A critical issue for all of the NGOs who support victims of modern slavery is how to pay aid in a way that doesn’t put them at risk of being targeted as known carriers of cash.

Supplying prepaid Fintech solutions for NGO organisations

A critical issue for all of the NGOs who support victims of modern slavery is how to pay aid in a way that doesn’t put them at risk of being targeted as known carriers of cash. For the victims themselves, being unbanked creates problems with payments in their daily lives as well as with accessing government support systems.

What is modern day slavery?

Modern-day slavery is a critical global issue that is still commonplace in the United Kingdom. Since 2011, local NGOs have had to supply aid to more than 10,000 victims. In 2019, nearly half (46%) of potential victims who were referred to the support scheme were from London.

On a global level, it is estimated that 1 in 200 people are currently slaves. These people are the victims of a variety of exploitative practices and are often forced into work on factories and farms or coerced into the sex industry. Many also end up pushed onto getting involved in illegal pursuits such as smuggling drugs.

B4B Payment’s solution

B4B is a fast-growing Fintech company and an established presence in the prepaid card sector, currently helping NGOs to supply prepaid cards to modern slavery victims.
The launch of their improved process is one of many initiatives that NGOs and their partners have developed in collaboration with the Home Office to improve the way that charity aid is supplied to modern-day slavery victims. Prepaid cards, in particular, help NGOs to reduce the level of in-person contact needed during the current pandemic. These payments are provided under Government contracts and allow NGOs to provide essential payments to help victims begin their process of recovery.

Better inclusivity and safety for victims

By pairing up with B4B Payments, NGOs can now supply the people they help with a prepaid Mastercard® rather than a cash payment. This cashless solution enables staff to send the victim a one-off payment in full, without any worries that they will be targeted for carrying money. Card users are also empowered to make payments online, just like they could with a normal bank card. This means that they can access Government services or purchase things from home much more easily should they have a disability or be adhering to COVID-related social distancing precautions.

An NGO spokesperson said: “Bringing forward the roll-out of prepaid cards has been one of the key adaptations we’ve successfully introduced in recent weeks to help survivors of slavery as they not only begin to live independently but also supporting them to do this within Government guidelines, to protect them from infection.”

CEO of B4B Payments, Paul Swinton, said: “It has been hugely rewarding to provide our services to NGOs because they’re tackling some of the biggest social problems in the world today. Financial inclusion is an issue that cuts across so many different areas including modern slavery, domestic abuse, people trafficking, and homelessness, and we as a financial technology company must do our bit to innovate and help the less fortunate.”

A success story

By partnering with NGOs to create a cashless solution for the previously unbanked victims of modern-day slavery, B4B issued over 7700 prepaid cards across 13 organisations. This included a partnership with one of the largest and most well-known charities globally.
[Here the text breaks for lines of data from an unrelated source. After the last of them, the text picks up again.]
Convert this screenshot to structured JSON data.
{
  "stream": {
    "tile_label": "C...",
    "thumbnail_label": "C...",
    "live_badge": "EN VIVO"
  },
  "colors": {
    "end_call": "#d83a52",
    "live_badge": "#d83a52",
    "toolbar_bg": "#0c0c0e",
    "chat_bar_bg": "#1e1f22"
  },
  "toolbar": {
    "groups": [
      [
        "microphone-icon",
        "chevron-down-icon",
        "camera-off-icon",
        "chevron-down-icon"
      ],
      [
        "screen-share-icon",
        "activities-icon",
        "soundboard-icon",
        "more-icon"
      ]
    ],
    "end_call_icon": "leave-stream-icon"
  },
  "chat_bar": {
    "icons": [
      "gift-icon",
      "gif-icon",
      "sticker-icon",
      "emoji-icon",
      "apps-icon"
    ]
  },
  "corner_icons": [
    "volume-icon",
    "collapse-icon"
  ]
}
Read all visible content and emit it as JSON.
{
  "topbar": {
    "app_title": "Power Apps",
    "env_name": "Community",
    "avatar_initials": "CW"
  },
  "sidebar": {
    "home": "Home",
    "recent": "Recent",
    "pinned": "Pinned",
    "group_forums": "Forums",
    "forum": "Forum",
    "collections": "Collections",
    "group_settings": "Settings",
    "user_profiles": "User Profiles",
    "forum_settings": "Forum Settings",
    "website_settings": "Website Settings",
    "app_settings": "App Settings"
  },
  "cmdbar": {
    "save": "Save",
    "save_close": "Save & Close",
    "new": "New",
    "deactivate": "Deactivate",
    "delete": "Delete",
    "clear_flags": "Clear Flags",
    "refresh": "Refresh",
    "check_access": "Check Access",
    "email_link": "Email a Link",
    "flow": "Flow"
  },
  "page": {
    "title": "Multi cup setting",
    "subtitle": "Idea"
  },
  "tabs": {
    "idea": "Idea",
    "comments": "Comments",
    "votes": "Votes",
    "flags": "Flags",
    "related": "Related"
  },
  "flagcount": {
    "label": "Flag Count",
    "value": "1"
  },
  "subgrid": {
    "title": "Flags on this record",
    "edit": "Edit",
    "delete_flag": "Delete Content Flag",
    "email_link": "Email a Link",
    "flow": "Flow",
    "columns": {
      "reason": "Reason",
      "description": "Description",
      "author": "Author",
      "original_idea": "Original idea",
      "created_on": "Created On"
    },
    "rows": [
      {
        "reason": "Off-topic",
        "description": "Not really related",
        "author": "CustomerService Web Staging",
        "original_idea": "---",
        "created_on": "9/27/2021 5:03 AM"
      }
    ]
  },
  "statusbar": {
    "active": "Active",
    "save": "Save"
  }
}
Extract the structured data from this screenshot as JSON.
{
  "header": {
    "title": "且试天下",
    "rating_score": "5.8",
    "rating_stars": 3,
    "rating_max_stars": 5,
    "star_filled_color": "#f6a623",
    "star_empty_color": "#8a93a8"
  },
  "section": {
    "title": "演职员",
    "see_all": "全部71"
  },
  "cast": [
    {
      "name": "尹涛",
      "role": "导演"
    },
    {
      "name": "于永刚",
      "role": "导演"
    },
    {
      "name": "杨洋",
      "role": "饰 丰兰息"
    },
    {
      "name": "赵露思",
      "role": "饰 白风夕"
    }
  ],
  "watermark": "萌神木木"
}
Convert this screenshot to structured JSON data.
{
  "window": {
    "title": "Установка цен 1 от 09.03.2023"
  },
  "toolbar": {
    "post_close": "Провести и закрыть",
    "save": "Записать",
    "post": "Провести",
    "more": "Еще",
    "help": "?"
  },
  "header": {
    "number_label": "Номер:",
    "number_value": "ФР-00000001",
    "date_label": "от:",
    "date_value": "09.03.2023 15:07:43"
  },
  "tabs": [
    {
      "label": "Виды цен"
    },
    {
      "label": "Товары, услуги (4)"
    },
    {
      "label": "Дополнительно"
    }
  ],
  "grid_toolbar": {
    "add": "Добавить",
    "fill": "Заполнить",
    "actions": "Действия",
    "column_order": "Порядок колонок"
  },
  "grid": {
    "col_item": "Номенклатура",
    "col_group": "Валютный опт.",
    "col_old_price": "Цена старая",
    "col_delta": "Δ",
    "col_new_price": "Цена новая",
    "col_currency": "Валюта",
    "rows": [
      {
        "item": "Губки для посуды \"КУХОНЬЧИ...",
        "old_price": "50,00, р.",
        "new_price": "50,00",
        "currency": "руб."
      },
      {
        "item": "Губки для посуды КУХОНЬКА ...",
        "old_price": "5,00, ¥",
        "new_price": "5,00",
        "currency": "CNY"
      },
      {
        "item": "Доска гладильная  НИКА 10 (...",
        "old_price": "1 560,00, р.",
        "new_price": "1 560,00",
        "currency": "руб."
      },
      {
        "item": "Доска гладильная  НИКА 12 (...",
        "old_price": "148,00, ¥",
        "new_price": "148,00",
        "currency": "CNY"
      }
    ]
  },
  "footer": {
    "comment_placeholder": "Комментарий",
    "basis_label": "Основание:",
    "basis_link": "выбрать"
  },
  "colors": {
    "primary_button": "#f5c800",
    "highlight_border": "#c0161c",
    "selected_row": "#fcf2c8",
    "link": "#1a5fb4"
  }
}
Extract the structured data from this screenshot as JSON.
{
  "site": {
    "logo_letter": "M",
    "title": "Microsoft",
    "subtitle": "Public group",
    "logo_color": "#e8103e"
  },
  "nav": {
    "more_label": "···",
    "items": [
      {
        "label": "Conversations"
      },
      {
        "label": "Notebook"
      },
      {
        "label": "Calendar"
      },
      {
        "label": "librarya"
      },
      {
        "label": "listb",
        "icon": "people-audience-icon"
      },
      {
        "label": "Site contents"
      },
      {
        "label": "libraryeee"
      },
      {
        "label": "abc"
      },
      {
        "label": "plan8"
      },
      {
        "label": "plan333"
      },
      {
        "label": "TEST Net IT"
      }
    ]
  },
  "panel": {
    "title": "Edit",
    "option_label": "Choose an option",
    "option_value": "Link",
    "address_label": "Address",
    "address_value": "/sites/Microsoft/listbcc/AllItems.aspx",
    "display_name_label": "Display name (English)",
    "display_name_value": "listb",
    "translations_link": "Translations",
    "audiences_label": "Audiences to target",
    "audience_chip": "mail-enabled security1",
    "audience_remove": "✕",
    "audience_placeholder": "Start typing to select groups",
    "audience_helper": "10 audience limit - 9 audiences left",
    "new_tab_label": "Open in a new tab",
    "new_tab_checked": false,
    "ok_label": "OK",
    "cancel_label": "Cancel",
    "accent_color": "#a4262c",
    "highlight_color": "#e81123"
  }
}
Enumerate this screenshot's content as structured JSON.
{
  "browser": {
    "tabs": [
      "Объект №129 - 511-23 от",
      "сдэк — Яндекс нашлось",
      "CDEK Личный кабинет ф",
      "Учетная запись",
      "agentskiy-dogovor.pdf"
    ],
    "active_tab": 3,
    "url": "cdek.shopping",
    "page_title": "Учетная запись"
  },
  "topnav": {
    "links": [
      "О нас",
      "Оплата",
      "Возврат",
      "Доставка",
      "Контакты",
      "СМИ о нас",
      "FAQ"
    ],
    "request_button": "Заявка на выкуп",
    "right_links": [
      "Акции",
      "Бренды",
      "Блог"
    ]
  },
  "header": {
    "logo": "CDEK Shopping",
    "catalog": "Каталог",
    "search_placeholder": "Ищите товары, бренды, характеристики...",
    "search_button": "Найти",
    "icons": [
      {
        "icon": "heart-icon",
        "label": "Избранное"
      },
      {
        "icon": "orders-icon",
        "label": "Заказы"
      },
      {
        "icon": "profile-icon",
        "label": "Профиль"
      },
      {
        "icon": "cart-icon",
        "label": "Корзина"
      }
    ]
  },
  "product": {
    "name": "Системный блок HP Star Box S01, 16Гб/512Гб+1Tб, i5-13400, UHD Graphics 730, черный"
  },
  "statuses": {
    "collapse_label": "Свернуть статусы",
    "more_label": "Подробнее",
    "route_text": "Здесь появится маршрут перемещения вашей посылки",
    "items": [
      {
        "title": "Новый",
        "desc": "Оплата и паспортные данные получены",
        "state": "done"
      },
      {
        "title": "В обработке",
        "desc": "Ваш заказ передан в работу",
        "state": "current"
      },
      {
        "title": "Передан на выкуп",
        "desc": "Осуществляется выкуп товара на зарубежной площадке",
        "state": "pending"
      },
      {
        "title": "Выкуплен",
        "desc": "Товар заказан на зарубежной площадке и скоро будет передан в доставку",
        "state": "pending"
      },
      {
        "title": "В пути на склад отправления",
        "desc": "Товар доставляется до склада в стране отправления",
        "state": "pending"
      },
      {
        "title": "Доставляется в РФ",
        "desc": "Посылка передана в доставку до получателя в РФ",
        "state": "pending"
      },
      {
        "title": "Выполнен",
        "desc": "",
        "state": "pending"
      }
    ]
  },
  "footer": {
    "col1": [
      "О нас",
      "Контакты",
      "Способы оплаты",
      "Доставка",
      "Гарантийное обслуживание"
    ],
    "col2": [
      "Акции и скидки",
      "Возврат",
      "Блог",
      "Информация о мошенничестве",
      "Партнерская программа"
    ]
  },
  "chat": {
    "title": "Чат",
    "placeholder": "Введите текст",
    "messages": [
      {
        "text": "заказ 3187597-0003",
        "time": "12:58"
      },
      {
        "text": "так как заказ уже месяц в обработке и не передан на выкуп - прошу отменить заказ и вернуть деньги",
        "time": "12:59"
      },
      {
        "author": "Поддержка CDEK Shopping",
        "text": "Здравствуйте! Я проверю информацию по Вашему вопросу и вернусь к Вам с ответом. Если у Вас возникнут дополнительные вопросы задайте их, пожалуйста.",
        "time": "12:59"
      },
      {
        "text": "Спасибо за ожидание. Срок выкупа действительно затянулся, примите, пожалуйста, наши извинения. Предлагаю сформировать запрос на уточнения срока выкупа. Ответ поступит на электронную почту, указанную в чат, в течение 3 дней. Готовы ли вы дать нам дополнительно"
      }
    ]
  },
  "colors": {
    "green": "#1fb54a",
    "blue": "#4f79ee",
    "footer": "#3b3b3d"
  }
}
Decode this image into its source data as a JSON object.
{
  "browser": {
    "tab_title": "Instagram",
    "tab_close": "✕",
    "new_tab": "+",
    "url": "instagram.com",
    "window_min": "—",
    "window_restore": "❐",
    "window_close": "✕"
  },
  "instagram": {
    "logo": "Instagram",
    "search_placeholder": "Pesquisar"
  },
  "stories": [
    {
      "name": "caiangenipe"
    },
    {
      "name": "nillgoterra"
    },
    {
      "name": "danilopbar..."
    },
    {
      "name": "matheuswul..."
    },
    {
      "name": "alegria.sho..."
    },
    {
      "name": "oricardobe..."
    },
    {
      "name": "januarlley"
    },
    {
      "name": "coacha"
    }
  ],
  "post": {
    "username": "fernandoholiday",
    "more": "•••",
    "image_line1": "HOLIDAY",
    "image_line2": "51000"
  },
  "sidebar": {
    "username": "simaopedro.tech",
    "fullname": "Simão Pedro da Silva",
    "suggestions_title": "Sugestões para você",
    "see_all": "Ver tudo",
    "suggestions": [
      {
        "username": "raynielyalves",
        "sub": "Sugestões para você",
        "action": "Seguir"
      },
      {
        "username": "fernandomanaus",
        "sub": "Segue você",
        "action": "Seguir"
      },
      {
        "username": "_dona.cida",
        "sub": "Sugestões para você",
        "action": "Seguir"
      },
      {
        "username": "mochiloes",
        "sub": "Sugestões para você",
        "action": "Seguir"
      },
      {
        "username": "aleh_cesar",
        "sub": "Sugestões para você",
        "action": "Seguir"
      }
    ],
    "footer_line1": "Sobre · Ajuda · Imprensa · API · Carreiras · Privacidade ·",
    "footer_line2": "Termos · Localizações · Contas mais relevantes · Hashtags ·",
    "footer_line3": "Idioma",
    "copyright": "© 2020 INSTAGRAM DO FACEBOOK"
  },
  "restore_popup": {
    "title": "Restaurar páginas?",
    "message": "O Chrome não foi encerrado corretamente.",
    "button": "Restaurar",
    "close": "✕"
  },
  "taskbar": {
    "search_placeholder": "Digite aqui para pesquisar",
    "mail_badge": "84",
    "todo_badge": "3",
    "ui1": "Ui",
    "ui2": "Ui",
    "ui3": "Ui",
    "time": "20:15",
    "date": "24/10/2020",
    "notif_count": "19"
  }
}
Since initiation, over 140,000 transactions have been made using the cards and over £7.7 million in charitable funds have been processed through the new system.

In addition, the program took only two weeks to issue a victim with a prepaid card from the initial sign-up date. The positive impact on the lives of the victims can be seen in the increased safety of their payment methods and the improved convenience of online shopping and access to governmental systems. As previously unbanked people, they can now have the benefits of a card and the financial inclusivity it allows.